→ EXERCISE DESCRIPTION
Every line below that has the string "this" needs to be copied.

→ TASK INPUTS
━━━━━━━━

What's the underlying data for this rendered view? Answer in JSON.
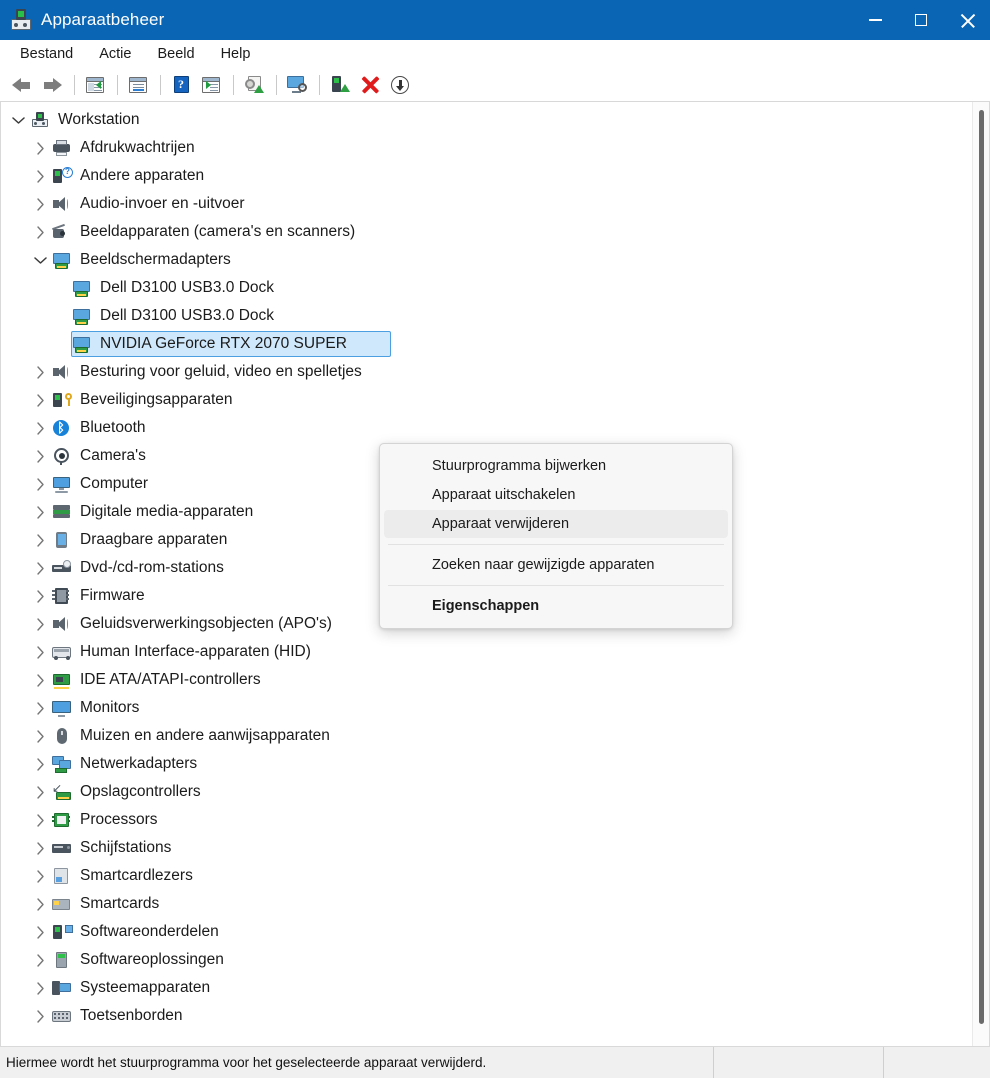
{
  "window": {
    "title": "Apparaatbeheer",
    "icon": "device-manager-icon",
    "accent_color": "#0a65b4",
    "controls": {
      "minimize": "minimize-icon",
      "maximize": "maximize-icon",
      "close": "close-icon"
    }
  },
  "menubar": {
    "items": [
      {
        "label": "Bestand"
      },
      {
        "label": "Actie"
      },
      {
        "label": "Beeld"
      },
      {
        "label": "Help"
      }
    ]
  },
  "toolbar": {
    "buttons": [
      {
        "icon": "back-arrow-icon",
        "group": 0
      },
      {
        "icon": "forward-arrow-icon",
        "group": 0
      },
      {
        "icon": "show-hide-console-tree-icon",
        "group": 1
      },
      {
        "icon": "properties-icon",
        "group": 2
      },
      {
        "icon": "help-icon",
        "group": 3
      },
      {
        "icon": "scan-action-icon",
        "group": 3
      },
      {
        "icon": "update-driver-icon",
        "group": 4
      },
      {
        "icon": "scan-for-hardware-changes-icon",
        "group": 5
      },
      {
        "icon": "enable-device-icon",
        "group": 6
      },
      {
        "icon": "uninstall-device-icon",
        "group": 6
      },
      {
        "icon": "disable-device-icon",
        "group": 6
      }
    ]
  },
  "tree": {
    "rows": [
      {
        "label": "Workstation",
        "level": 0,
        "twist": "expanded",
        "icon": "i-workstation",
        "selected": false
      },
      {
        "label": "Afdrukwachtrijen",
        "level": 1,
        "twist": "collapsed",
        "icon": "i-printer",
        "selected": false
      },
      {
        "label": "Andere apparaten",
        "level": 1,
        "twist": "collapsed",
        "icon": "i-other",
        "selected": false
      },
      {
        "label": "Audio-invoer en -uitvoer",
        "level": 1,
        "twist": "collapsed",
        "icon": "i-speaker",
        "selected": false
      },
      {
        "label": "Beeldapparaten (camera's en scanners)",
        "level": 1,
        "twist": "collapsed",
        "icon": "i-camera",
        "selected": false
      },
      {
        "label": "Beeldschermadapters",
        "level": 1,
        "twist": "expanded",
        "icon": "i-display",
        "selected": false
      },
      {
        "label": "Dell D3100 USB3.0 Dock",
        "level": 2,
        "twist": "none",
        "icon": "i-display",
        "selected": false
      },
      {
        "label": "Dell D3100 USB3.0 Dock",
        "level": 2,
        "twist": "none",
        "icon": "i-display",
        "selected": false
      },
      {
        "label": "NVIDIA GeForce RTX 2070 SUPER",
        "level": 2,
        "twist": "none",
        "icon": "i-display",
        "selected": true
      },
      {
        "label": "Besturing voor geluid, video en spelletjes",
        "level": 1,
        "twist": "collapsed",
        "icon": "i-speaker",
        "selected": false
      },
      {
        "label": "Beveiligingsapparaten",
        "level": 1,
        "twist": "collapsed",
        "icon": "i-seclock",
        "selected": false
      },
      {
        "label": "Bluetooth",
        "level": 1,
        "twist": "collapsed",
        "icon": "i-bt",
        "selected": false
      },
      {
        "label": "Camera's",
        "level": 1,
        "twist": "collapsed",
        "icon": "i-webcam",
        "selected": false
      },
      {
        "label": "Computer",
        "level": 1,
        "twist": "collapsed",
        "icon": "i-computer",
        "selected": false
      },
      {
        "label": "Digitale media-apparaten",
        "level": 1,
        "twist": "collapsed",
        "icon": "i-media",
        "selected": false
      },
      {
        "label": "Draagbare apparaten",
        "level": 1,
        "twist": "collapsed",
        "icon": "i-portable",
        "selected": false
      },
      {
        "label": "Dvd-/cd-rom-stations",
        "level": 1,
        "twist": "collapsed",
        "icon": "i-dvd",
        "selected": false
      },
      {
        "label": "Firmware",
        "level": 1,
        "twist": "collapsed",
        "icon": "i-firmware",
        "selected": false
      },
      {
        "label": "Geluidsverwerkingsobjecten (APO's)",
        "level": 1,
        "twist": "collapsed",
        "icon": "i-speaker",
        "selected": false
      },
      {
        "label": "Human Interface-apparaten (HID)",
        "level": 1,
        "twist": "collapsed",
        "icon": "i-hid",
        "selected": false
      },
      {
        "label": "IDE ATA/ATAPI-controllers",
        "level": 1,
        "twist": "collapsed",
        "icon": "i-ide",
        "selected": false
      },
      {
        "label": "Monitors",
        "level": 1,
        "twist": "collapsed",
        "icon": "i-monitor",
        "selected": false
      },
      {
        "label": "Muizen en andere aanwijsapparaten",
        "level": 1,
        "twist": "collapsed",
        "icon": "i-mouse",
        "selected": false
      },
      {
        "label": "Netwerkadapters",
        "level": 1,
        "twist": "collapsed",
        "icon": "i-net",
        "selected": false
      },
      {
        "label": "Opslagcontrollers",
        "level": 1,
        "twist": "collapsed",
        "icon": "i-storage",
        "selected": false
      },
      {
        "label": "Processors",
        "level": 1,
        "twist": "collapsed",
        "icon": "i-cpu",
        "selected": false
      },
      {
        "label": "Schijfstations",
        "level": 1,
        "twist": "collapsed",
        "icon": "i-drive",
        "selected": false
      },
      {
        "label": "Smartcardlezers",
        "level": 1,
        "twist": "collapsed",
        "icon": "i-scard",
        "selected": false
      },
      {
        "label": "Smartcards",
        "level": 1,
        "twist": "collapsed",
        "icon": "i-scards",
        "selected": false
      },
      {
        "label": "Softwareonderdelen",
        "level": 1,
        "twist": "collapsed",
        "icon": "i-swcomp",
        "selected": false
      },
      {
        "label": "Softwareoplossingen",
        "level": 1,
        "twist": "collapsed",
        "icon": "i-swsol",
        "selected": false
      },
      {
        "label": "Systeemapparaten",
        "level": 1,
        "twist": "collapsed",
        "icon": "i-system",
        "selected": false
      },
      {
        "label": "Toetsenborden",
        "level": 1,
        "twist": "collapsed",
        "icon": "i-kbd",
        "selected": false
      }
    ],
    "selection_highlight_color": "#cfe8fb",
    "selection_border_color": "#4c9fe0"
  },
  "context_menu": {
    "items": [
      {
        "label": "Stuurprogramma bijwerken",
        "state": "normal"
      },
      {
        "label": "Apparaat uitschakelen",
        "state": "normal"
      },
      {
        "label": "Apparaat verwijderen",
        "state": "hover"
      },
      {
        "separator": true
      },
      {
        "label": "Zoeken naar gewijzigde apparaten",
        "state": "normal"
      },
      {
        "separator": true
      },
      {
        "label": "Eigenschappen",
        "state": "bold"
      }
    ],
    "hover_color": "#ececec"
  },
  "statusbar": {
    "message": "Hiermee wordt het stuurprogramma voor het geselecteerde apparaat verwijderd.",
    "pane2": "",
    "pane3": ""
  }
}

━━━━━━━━

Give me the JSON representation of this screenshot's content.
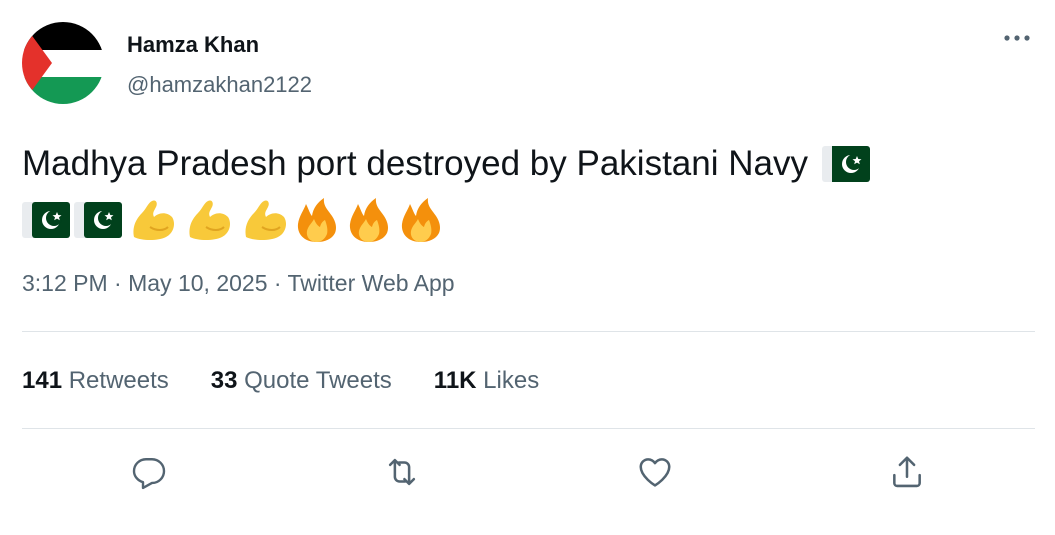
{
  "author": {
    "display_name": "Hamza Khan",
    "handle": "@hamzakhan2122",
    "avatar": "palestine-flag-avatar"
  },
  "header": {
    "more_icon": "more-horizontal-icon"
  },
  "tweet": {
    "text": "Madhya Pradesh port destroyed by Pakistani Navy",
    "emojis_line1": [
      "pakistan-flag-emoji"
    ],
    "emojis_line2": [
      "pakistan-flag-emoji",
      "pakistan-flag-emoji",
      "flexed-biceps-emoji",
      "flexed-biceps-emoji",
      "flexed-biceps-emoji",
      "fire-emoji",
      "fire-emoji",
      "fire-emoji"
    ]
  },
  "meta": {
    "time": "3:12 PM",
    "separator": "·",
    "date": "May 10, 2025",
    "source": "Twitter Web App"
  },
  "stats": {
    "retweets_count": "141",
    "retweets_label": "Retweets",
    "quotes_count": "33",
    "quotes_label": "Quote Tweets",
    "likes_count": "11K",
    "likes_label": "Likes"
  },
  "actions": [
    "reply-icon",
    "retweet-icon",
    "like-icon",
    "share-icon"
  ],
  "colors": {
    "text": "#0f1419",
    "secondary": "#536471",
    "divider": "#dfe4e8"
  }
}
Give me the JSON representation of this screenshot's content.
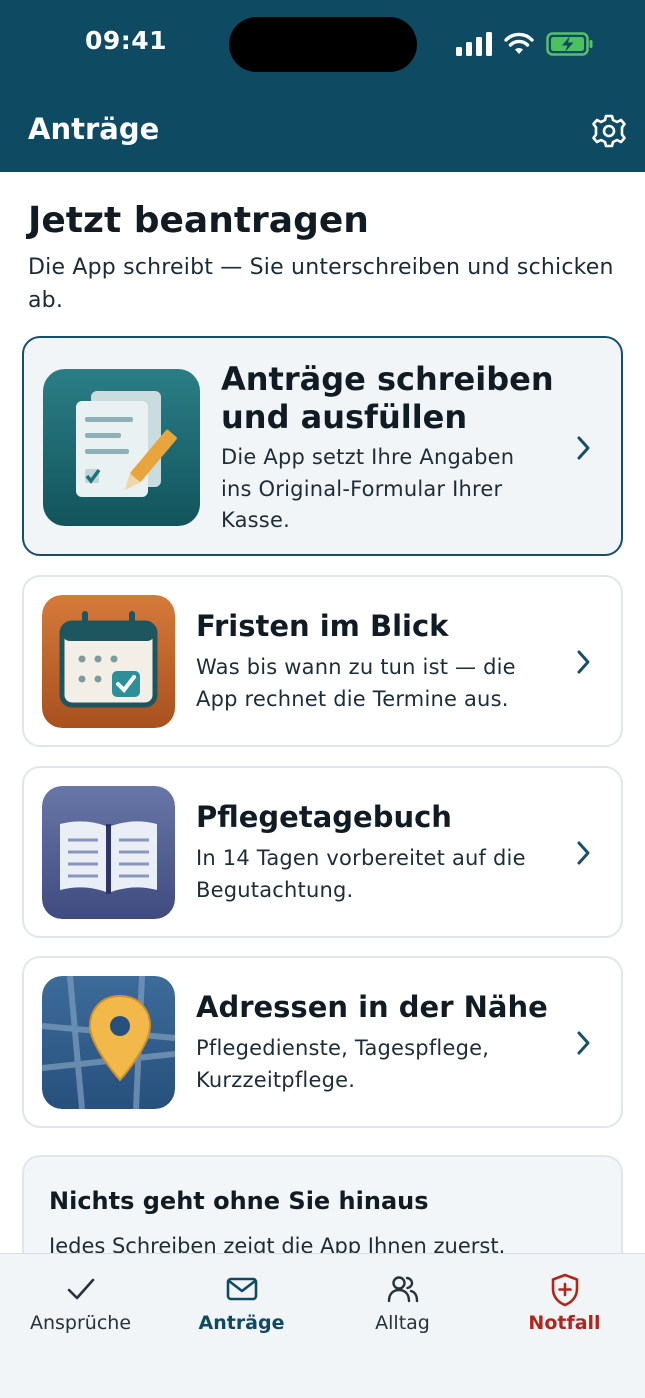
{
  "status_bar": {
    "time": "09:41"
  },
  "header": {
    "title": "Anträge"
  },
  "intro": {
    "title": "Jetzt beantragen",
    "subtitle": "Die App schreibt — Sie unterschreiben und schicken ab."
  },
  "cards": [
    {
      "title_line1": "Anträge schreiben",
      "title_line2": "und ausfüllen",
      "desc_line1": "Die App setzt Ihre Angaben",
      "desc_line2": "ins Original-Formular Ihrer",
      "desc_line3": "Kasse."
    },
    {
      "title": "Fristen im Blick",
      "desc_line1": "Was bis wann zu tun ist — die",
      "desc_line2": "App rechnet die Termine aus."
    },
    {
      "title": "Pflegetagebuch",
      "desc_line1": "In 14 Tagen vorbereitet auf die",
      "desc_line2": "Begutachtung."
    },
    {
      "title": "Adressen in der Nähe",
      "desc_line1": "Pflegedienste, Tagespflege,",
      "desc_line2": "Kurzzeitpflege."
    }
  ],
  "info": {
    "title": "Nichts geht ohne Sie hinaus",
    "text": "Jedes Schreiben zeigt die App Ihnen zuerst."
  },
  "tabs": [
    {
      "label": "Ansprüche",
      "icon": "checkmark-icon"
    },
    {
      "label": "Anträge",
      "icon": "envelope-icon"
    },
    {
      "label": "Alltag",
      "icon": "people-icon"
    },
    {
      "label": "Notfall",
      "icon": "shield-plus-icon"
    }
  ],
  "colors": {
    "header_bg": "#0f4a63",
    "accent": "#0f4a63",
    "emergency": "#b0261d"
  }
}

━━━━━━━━

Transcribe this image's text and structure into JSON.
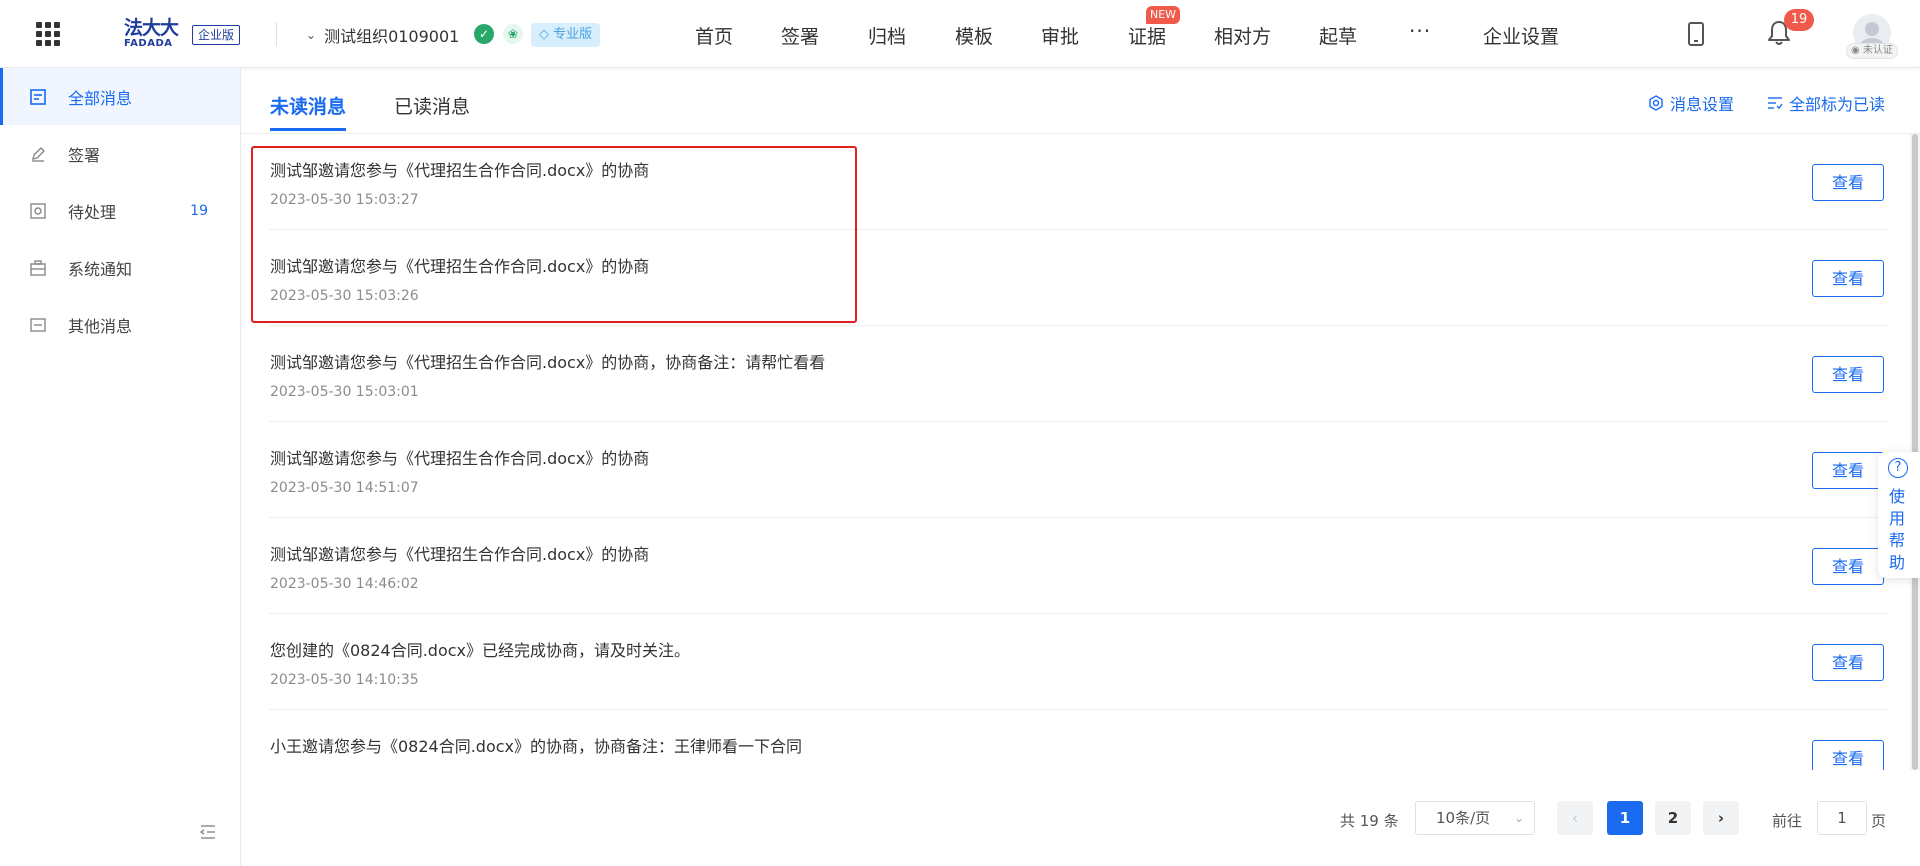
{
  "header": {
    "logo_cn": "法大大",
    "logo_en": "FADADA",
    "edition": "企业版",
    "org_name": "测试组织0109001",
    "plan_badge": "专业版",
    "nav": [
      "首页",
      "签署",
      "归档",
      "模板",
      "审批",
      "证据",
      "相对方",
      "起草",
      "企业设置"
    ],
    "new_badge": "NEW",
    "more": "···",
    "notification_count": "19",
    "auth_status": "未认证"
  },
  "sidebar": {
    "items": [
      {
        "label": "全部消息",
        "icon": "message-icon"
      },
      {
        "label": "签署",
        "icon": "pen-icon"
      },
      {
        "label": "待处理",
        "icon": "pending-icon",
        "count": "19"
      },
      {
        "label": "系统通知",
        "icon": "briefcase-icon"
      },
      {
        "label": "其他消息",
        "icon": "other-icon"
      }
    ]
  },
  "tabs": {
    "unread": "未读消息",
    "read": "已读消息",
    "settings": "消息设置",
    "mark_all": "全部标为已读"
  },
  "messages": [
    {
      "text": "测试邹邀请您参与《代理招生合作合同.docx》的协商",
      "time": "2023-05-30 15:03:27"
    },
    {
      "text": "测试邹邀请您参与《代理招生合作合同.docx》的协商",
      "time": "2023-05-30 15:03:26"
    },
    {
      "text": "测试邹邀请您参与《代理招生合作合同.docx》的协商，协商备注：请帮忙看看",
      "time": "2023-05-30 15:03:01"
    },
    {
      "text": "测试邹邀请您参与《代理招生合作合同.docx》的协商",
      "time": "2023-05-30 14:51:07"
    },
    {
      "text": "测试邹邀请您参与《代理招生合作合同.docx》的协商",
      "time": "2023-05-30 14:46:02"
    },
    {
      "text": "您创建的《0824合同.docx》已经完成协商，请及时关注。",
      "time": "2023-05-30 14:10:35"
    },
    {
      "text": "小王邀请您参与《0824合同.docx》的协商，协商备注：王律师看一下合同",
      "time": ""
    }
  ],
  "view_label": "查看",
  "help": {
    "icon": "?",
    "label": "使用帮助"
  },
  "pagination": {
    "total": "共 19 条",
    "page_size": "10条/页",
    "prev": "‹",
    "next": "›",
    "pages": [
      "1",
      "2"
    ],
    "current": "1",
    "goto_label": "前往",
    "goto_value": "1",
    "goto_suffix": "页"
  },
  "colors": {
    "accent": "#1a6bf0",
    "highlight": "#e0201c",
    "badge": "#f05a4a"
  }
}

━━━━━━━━

→ REPLY
What's the underlying data for this rendered view? Answer in JSON.
Give me the JSON representation of this screenshot's content.
Give me the JSON representation of this screenshot's content.
Transcribe this image's text and structure into JSON.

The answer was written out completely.